Journalistic boundary work at the corporate level

The study “Risk perception in newspaper chains: Threats, uncertainties and corporate boundary work” by Helle Sjøvaag and Thomas Owren from University of Stavanger interviewed chain newspaper CEOs in Scandinavia about long and short-term risks, future unknowns, decision-making within risky environments and the difference between editorial and business risks. There were five interviewees for the study, … Continued

Emotions in Euromyths news stories

New study by Imke Henkel “Euphoric defiance: the role of positive emotions in the British Eurosceptic discourse” analysed a sample of texts from a larger corpus of  334 Euromyths news stories.
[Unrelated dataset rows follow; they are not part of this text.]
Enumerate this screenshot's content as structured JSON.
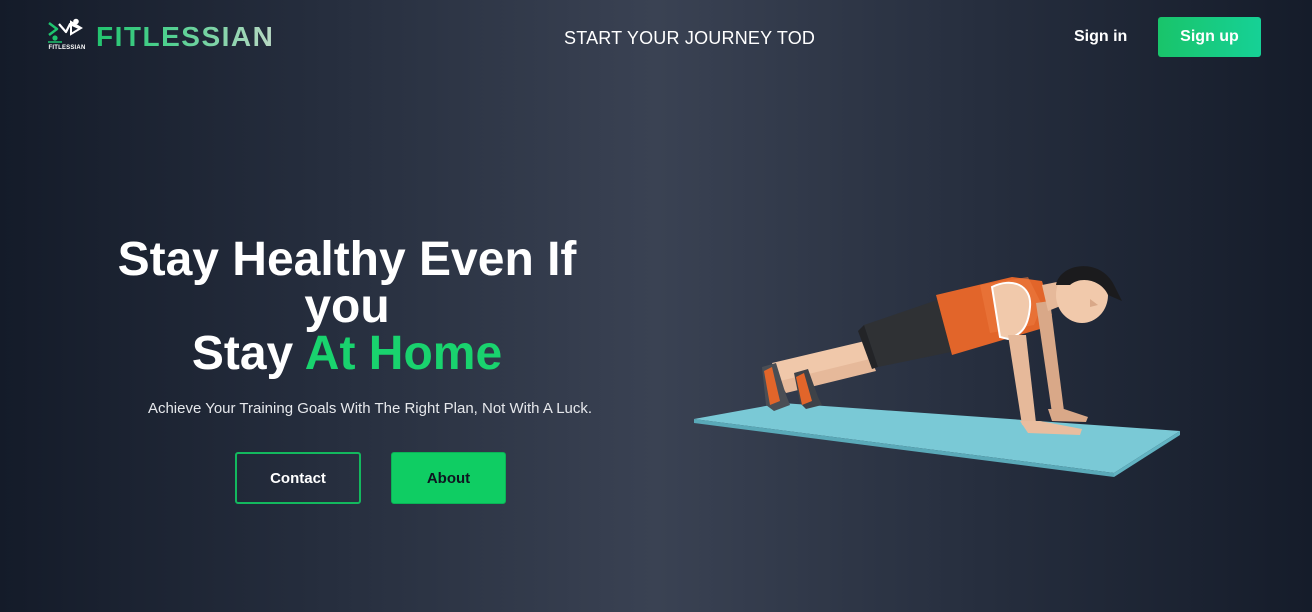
{
  "brand": {
    "name": "FITLESSIAN",
    "mark_caption": "FITLESSIAN"
  },
  "nav": {
    "tagline": "START YOUR JOURNEY TOD",
    "signin_label": "Sign in",
    "signup_label": "Sign up"
  },
  "hero": {
    "title_line1": "Stay Healthy Even If",
    "title_line2": "you",
    "title_line3_prefix": "Stay",
    "title_line3_accent": "At Home",
    "subtitle": "Achieve Your Training Goals With The Right Plan, Not With A Luck.",
    "contact_label": "Contact",
    "about_label": "About"
  },
  "illustration": {
    "icon": "pushup-man-illustration"
  },
  "colors": {
    "accent": "#19d36e",
    "button_green": "#0fcd63",
    "background_dark": "#141b29",
    "background_mid": "#3a4253",
    "mat": "#7ac9d6",
    "shirt": "#e2652a"
  }
}
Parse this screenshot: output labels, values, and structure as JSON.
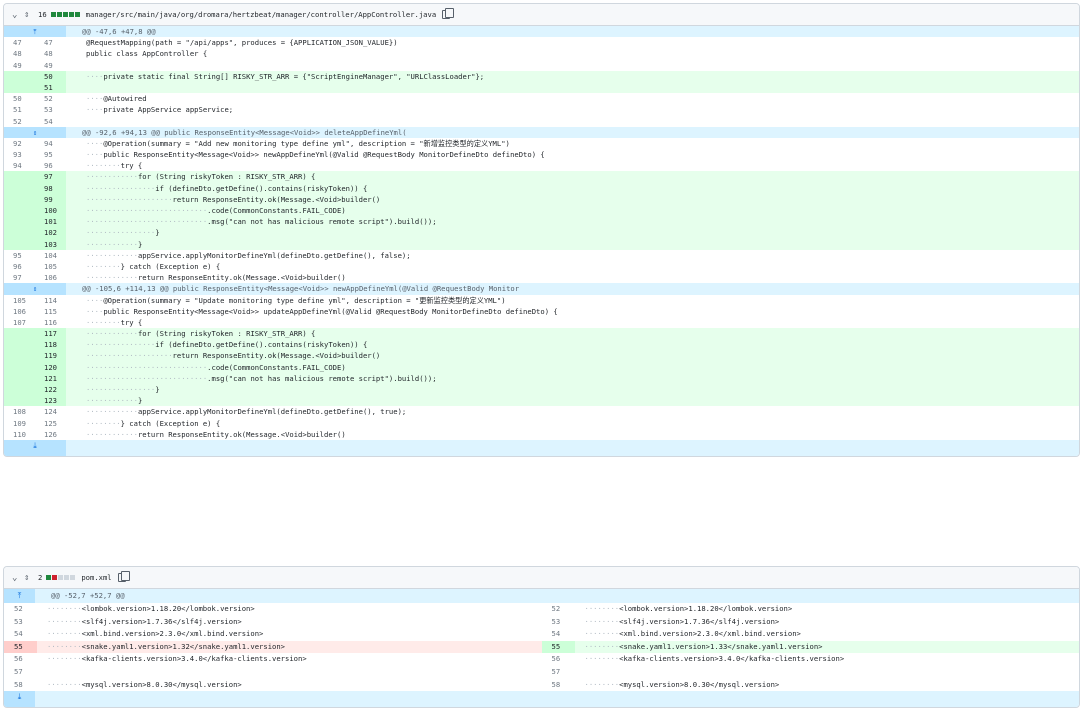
{
  "file1": {
    "changes": "16",
    "path": "manager/src/main/java/org/dromara/hertzbeat/manager/controller/AppController.java",
    "hunks": [
      {
        "header": "@@ -47,6 +47,8 @@",
        "lines": [
          {
            "t": "ctx",
            "o": "47",
            "n": "47",
            "c": "@RequestMapping(path = \"/api/apps\", produces = {APPLICATION_JSON_VALUE})"
          },
          {
            "t": "ctx",
            "o": "48",
            "n": "48",
            "c": "public class AppController {"
          },
          {
            "t": "ctx",
            "o": "49",
            "n": "49",
            "c": ""
          },
          {
            "t": "add",
            "o": "",
            "n": "50",
            "c": "····private static final String[] RISKY_STR_ARR = {\"ScriptEngineManager\", \"URLClassLoader\"};"
          },
          {
            "t": "add",
            "o": "",
            "n": "51",
            "c": ""
          },
          {
            "t": "ctx",
            "o": "50",
            "n": "52",
            "c": "····@Autowired"
          },
          {
            "t": "ctx",
            "o": "51",
            "n": "53",
            "c": "····private AppService appService;"
          },
          {
            "t": "ctx",
            "o": "52",
            "n": "54",
            "c": ""
          }
        ]
      },
      {
        "header": "@@ -92,6 +94,13 @@ public ResponseEntity<Message<Void>> deleteAppDefineYml(",
        "lines": [
          {
            "t": "ctx",
            "o": "92",
            "n": "94",
            "c": "····@Operation(summary = \"Add new monitoring type define yml\", description = \"新增监控类型的定义YML\")"
          },
          {
            "t": "ctx",
            "o": "93",
            "n": "95",
            "c": "····public ResponseEntity<Message<Void>> newAppDefineYml(@Valid @RequestBody MonitorDefineDto defineDto) {"
          },
          {
            "t": "ctx",
            "o": "94",
            "n": "96",
            "c": "········try {"
          },
          {
            "t": "add",
            "o": "",
            "n": "97",
            "c": "············for (String riskyToken : RISKY_STR_ARR) {"
          },
          {
            "t": "add",
            "o": "",
            "n": "98",
            "c": "················if (defineDto.getDefine().contains(riskyToken)) {"
          },
          {
            "t": "add",
            "o": "",
            "n": "99",
            "c": "····················return ResponseEntity.ok(Message.<Void>builder()"
          },
          {
            "t": "add",
            "o": "",
            "n": "100",
            "c": "····························.code(CommonConstants.FAIL_CODE)"
          },
          {
            "t": "add",
            "o": "",
            "n": "101",
            "c": "····························.msg(\"can not has malicious remote script\").build());"
          },
          {
            "t": "add",
            "o": "",
            "n": "102",
            "c": "················}"
          },
          {
            "t": "add",
            "o": "",
            "n": "103",
            "c": "············}"
          },
          {
            "t": "ctx",
            "o": "95",
            "n": "104",
            "c": "············appService.applyMonitorDefineYml(defineDto.getDefine(), false);"
          },
          {
            "t": "ctx",
            "o": "96",
            "n": "105",
            "c": "········} catch (Exception e) {"
          },
          {
            "t": "ctx",
            "o": "97",
            "n": "106",
            "c": "············return ResponseEntity.ok(Message.<Void>builder()"
          }
        ]
      },
      {
        "header": "@@ -105,6 +114,13 @@ public ResponseEntity<Message<Void>> newAppDefineYml(@Valid @RequestBody Monitor",
        "lines": [
          {
            "t": "ctx",
            "o": "105",
            "n": "114",
            "c": "····@Operation(summary = \"Update monitoring type define yml\", description = \"更新监控类型的定义YML\")"
          },
          {
            "t": "ctx",
            "o": "106",
            "n": "115",
            "c": "····public ResponseEntity<Message<Void>> updateAppDefineYml(@Valid @RequestBody MonitorDefineDto defineDto) {"
          },
          {
            "t": "ctx",
            "o": "107",
            "n": "116",
            "c": "········try {"
          },
          {
            "t": "add",
            "o": "",
            "n": "117",
            "c": "············for (String riskyToken : RISKY_STR_ARR) {"
          },
          {
            "t": "add",
            "o": "",
            "n": "118",
            "c": "················if (defineDto.getDefine().contains(riskyToken)) {"
          },
          {
            "t": "add",
            "o": "",
            "n": "119",
            "c": "····················return ResponseEntity.ok(Message.<Void>builder()"
          },
          {
            "t": "add",
            "o": "",
            "n": "120",
            "c": "····························.code(CommonConstants.FAIL_CODE)"
          },
          {
            "t": "add",
            "o": "",
            "n": "121",
            "c": "····························.msg(\"can not has malicious remote script\").build());"
          },
          {
            "t": "add",
            "o": "",
            "n": "122",
            "c": "················}"
          },
          {
            "t": "add",
            "o": "",
            "n": "123",
            "c": "············}"
          },
          {
            "t": "ctx",
            "o": "108",
            "n": "124",
            "c": "············appService.applyMonitorDefineYml(defineDto.getDefine(), true);"
          },
          {
            "t": "ctx",
            "o": "109",
            "n": "125",
            "c": "········} catch (Exception e) {"
          },
          {
            "t": "ctx",
            "o": "110",
            "n": "126",
            "c": "············return ResponseEntity.ok(Message.<Void>builder()"
          }
        ]
      }
    ]
  },
  "file2": {
    "changes": "2",
    "path": "pom.xml",
    "hunk_header": "@@ -52,7 +52,7 @@",
    "left": [
      {
        "t": "ctx",
        "n": "52",
        "c": "········<lombok.version>1.18.20</lombok.version>"
      },
      {
        "t": "ctx",
        "n": "53",
        "c": "········<slf4j.version>1.7.36</slf4j.version>"
      },
      {
        "t": "ctx",
        "n": "54",
        "c": "········<xml.bind.version>2.3.0</xml.bind.version>"
      },
      {
        "t": "del",
        "n": "55",
        "c": "········<snake.yaml1.version>1.32</snake.yaml1.version>"
      },
      {
        "t": "ctx",
        "n": "56",
        "c": "········<kafka-clients.version>3.4.0</kafka-clients.version>"
      },
      {
        "t": "ctx",
        "n": "57",
        "c": ""
      },
      {
        "t": "ctx",
        "n": "58",
        "c": "········<mysql.version>8.0.30</mysql.version>"
      }
    ],
    "right": [
      {
        "t": "ctx",
        "n": "52",
        "c": "········<lombok.version>1.18.20</lombok.version>"
      },
      {
        "t": "ctx",
        "n": "53",
        "c": "········<slf4j.version>1.7.36</slf4j.version>"
      },
      {
        "t": "ctx",
        "n": "54",
        "c": "········<xml.bind.version>2.3.0</xml.bind.version>"
      },
      {
        "t": "add",
        "n": "55",
        "c": "········<snake.yaml1.version>1.33</snake.yaml1.version>"
      },
      {
        "t": "ctx",
        "n": "56",
        "c": "········<kafka-clients.version>3.4.0</kafka-clients.version>"
      },
      {
        "t": "ctx",
        "n": "57",
        "c": ""
      },
      {
        "t": "ctx",
        "n": "58",
        "c": "········<mysql.version>8.0.30</mysql.version>"
      }
    ]
  }
}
Henkel used critical discourse analysis building on appraisal theory and Roland Barthes´ theory of myths as a type of speech to study the stories.  … Continued

Picture: untitled by Rolands Zilvinskis, license Unsplash

Pre-established ideas shape journalists’ news selection and framing practices

The article “Maintenance of News Frames: How US, British and Russian News Made Sense of Unfolding Events in the Syrian Chemical Weapons Crisis” by Christian Baden of Hebrew University of Jerusalem and Katsiaryna Stalpouskaya of LMU Munich compares framing of the Syrian chemical weapons crisis in newspapers from three countries.  The study defines frames according … Continued